-- Task data --
○ ○ ○ ○ ○ ○ ○
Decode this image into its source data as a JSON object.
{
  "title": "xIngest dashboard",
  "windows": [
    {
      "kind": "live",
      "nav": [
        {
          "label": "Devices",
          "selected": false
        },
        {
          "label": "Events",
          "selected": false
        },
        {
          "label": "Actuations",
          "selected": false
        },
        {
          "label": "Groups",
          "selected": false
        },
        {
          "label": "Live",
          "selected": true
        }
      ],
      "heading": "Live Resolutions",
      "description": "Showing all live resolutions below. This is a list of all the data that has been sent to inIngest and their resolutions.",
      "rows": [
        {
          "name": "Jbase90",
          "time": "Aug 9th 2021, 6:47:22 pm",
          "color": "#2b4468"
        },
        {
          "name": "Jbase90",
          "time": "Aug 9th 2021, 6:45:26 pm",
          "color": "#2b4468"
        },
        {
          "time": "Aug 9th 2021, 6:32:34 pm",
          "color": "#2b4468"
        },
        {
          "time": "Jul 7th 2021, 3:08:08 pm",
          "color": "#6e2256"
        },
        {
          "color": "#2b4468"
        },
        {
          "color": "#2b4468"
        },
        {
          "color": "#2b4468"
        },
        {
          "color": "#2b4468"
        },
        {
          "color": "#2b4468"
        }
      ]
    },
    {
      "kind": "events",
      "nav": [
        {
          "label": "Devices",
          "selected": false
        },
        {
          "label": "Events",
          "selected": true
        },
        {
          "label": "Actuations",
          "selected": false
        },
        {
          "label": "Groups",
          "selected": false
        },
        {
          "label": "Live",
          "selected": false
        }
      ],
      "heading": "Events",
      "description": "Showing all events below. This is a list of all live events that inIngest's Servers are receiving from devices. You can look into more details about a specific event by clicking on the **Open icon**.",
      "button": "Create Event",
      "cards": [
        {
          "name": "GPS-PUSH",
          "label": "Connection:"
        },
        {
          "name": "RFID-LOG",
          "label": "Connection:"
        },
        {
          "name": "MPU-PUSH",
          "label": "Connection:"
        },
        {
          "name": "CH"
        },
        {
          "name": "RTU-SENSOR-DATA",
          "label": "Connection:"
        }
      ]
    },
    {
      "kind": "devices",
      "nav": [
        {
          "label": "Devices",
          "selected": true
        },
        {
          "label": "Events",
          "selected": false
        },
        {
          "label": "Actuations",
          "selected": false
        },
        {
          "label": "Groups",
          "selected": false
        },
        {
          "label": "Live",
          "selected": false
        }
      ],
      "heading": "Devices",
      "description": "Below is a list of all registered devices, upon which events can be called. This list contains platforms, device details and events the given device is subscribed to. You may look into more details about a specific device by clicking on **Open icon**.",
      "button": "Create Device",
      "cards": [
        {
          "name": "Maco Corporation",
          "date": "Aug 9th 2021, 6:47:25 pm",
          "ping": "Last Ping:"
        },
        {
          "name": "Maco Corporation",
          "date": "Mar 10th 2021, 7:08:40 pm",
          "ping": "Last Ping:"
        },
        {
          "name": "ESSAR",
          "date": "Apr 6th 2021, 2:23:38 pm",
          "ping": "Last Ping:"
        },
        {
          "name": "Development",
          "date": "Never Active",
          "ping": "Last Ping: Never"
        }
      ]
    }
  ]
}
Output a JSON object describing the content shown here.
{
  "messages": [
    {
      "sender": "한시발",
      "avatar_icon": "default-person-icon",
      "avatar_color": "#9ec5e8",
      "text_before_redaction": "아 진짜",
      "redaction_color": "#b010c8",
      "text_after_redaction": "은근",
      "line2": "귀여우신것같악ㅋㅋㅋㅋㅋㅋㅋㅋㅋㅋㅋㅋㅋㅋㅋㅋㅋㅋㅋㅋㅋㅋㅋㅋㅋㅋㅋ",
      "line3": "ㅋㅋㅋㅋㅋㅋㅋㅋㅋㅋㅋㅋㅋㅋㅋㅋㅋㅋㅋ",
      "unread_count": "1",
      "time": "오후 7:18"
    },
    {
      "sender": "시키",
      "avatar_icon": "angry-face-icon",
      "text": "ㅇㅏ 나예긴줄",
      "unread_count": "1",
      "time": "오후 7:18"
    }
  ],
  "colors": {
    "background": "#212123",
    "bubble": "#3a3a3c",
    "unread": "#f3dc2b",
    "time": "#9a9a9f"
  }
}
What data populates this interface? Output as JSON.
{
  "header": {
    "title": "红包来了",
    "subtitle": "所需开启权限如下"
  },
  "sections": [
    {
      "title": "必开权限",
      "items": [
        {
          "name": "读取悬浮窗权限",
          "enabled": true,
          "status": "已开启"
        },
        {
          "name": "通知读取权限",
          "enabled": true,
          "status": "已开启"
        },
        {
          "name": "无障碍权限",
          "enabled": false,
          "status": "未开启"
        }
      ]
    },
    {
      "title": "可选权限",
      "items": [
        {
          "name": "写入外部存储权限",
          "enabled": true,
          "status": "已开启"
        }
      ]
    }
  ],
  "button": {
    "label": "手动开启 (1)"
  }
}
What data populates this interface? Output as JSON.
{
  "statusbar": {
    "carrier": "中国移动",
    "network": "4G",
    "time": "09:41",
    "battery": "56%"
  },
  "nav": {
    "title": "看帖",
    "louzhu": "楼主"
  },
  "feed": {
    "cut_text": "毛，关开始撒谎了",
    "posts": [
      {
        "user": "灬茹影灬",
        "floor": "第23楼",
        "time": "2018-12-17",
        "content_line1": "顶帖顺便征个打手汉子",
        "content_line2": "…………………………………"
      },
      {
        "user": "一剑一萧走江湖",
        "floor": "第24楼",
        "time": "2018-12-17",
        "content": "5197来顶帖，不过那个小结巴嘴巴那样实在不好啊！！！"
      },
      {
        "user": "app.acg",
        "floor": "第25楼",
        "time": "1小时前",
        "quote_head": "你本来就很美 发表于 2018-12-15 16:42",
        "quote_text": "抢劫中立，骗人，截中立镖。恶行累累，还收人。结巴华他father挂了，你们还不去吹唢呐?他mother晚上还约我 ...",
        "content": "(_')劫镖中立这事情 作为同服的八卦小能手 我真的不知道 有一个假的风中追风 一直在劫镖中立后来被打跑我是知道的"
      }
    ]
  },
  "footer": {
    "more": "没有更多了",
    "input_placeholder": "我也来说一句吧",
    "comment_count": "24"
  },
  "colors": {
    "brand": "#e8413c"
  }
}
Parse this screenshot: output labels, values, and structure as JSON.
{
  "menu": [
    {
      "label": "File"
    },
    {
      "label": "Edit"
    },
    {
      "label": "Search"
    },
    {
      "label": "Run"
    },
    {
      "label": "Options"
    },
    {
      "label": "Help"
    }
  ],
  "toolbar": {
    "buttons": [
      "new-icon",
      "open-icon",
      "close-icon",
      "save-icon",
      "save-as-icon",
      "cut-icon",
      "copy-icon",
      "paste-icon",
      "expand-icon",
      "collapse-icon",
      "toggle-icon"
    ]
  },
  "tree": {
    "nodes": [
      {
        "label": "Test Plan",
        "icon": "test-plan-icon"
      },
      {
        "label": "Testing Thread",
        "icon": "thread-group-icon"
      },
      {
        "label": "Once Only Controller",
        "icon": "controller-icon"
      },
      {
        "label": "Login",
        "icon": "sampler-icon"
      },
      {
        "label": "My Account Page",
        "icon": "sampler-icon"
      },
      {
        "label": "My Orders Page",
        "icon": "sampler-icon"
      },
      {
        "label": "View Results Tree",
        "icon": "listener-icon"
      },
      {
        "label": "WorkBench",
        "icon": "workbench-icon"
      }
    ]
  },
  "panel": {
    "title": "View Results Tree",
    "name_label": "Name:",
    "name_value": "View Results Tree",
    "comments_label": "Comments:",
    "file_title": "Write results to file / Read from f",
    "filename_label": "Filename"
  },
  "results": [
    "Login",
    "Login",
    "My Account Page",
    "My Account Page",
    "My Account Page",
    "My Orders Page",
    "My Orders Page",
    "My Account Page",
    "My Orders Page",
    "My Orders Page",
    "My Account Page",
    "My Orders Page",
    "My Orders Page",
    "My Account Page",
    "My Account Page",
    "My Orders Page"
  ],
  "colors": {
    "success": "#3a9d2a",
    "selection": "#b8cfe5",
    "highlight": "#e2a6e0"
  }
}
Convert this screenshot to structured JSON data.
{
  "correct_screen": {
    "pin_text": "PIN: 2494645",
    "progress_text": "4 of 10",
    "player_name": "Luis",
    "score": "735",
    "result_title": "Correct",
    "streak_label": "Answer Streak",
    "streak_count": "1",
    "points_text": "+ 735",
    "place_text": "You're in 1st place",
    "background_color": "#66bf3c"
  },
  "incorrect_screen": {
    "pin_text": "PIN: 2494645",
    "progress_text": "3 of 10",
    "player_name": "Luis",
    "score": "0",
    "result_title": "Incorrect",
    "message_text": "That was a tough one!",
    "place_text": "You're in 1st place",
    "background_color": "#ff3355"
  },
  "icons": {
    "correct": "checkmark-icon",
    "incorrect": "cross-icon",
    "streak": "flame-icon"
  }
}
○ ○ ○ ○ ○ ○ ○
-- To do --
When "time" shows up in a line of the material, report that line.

-- Final answer --
          "time": "Aug 9th 2021, 6:47:22 pm",
          "time": "Aug 9th 2021, 6:45:26 pm",
          "time": "Aug 9th 2021, 6:32:34 pm",
          "time": "Jul 7th 2021, 3:08:08 pm",
      "time": "오후 7:18"
      "time": "오후 7:18"
    "time": "#9a9a9f"
    "time": "09:41",
        "time": "2018-12-17",
        "time": "2018-12-17",
        "time": "1小时前",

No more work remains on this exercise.